Google now lets you plan what happens to your account after death

Google has launched a new Inactive Account Manager, and while its name doesn't sound that bad, it's actually a pretty morbid service. Inactive Account Manager is specifically aimed at helping you plan what happens to your Google account once you die. 

Inactive Account Manager is available on your Google Account settings page. You can choose for the settings to kick in after three, six, nine, or 12 months of inactivity (aka death).

You have the ability for all of your data from Google's services to be deleted or shared: +1s; Blogger; Contacts and Circles; Drive; Gmail; Google+ Profiles, Pages and Streams; Picasa Web Albums; Google Voice and YouTube. If you choose to share the data, you can select up to 10 trusted contacts to receive it from some or all of the services, with a personal message. 

Before Google takes any action, it will attempt to contact you by cellphone or a secondary email address, just in-case you've switched to a different email provider.

While physical documents may be easy to access when you pass, online accounts are much more difficult for families because of their secure nature.

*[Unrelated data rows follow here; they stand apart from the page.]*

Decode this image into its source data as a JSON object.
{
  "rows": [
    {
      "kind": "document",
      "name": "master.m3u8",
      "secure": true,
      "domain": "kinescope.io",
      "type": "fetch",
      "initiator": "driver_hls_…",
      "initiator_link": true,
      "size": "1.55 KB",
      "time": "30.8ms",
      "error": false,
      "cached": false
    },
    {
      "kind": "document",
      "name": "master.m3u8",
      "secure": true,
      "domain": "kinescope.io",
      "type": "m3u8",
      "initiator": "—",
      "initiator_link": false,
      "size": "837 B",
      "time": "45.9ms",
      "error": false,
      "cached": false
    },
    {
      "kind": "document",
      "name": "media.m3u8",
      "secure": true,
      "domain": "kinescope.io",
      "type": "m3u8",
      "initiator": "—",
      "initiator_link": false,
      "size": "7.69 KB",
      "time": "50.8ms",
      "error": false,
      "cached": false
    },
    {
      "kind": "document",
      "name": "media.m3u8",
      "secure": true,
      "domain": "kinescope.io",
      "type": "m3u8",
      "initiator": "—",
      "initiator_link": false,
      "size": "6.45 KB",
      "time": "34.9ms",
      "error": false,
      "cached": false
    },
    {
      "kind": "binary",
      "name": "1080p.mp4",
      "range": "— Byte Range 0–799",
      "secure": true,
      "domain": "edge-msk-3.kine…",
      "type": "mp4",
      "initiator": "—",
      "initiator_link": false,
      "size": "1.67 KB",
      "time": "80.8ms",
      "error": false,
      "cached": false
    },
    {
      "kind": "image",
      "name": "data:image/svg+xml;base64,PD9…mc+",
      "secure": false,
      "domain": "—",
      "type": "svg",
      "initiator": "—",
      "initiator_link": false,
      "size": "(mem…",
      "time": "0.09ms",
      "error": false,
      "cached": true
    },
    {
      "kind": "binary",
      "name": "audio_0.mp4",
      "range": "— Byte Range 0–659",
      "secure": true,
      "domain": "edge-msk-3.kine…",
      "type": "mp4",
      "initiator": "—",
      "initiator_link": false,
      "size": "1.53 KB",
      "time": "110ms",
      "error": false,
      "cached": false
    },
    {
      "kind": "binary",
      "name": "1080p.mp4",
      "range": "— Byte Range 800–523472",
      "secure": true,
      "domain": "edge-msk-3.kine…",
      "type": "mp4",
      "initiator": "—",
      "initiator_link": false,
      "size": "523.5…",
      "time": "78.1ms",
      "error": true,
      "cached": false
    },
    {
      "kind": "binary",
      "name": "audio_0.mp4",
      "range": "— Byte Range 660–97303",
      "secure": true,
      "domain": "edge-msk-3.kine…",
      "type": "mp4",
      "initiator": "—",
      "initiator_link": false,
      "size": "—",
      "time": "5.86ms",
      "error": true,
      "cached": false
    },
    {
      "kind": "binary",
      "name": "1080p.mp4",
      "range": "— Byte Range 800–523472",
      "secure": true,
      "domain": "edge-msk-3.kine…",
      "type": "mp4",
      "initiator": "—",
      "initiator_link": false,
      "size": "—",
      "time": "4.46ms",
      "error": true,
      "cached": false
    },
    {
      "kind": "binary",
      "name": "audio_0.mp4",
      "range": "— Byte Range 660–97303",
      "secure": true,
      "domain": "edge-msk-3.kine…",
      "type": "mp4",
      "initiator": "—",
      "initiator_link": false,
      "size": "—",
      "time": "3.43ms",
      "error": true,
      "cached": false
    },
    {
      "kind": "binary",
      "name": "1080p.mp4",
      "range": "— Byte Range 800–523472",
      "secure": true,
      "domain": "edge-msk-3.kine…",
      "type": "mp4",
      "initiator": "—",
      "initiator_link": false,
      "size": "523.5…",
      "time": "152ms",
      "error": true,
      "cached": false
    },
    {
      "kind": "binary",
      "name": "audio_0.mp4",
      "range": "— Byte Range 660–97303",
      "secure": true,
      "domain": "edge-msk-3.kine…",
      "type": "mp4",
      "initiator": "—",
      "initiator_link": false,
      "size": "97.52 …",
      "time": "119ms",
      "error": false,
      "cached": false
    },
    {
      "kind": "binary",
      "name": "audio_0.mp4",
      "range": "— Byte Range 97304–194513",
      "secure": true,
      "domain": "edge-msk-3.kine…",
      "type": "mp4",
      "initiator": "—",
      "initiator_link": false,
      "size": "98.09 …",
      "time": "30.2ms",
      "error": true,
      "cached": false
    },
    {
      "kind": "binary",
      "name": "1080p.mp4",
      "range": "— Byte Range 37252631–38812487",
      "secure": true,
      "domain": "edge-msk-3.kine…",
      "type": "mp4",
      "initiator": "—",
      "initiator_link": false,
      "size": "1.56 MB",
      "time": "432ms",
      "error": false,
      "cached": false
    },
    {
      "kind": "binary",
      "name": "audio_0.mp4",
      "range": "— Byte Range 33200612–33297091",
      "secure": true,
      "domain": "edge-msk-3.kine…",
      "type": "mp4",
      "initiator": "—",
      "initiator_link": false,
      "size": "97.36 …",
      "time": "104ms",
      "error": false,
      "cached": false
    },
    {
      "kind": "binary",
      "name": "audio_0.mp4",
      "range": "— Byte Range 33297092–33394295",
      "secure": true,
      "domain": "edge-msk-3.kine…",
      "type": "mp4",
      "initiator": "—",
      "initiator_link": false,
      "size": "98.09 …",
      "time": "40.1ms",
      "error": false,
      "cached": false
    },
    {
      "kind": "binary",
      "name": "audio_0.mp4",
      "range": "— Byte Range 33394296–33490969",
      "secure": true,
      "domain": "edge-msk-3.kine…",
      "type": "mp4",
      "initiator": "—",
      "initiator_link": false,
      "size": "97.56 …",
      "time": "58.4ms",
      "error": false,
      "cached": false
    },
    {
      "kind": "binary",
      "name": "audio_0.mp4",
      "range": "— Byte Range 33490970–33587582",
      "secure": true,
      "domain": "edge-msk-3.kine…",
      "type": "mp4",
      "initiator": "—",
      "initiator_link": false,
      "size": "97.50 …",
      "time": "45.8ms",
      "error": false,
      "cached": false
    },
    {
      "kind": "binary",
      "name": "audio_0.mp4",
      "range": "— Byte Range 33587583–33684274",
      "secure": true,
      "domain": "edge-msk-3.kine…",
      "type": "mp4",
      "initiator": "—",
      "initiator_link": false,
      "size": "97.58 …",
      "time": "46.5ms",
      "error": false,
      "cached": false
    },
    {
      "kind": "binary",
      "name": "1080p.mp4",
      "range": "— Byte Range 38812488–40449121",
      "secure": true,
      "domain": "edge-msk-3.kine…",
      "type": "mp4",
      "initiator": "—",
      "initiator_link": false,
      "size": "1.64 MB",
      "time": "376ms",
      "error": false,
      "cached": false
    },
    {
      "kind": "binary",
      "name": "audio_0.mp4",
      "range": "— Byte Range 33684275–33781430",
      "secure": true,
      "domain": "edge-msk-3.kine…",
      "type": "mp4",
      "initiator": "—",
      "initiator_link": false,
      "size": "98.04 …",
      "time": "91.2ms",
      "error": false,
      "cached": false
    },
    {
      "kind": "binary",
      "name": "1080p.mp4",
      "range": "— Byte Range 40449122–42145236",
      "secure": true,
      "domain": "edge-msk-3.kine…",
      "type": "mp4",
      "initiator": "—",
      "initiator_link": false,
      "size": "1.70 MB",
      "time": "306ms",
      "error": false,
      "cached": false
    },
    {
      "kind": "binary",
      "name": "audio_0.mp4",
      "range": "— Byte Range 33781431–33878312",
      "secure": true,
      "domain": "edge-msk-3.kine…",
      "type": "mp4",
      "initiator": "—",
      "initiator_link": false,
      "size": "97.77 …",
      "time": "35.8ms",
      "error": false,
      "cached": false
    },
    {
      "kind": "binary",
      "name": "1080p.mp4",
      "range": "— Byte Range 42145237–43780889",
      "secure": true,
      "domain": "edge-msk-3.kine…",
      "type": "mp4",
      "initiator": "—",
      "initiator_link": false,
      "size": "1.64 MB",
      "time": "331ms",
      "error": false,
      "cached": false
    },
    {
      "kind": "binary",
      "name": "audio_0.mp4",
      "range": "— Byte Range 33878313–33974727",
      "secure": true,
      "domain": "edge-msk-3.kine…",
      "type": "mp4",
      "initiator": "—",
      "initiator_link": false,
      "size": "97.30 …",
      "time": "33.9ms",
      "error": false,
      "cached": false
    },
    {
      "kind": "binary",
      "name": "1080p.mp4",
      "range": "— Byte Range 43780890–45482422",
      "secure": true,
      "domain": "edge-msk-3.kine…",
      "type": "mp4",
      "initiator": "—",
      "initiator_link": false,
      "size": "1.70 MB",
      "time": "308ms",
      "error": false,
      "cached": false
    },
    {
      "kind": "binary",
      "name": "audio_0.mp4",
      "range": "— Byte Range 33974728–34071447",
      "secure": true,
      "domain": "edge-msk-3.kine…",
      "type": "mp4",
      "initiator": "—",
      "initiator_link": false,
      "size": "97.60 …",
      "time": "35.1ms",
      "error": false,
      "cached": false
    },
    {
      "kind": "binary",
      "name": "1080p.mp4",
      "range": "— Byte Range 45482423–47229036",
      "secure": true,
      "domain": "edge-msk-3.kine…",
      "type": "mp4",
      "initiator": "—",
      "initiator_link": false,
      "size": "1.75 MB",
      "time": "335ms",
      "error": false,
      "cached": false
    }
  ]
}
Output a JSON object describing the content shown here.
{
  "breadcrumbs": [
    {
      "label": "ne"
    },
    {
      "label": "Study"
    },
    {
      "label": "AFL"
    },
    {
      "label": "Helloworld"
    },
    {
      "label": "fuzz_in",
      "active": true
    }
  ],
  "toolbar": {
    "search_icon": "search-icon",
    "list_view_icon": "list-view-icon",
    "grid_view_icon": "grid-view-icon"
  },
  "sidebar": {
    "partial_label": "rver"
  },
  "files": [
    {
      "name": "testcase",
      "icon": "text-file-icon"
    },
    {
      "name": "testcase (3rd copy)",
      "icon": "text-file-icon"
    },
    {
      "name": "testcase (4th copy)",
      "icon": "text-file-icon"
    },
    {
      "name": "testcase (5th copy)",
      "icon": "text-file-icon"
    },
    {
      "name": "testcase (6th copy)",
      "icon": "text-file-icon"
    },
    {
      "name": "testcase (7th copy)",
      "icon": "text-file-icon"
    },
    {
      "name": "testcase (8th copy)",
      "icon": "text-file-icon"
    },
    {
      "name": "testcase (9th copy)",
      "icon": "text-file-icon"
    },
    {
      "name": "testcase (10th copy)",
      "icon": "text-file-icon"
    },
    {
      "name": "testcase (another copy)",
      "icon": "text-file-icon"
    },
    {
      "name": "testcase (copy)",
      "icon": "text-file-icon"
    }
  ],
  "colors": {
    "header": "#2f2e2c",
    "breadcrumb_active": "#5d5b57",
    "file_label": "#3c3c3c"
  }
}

In the past, Google allowed family members to take over an account after a lengthy approval process of birth certificates and drivers licences to verify. As for Facebook, it doesn't allow family members to recover accounts. It varies from service to service. 

So many people's live are embedded within Google's services, especially now with Android. It seems like a great idea. "We hope that this new feature will enable you to plan your digital afterlife — in a way that protects your privacy and security — and make life easier for your loved ones after you’re gone," wrote the folks at Google.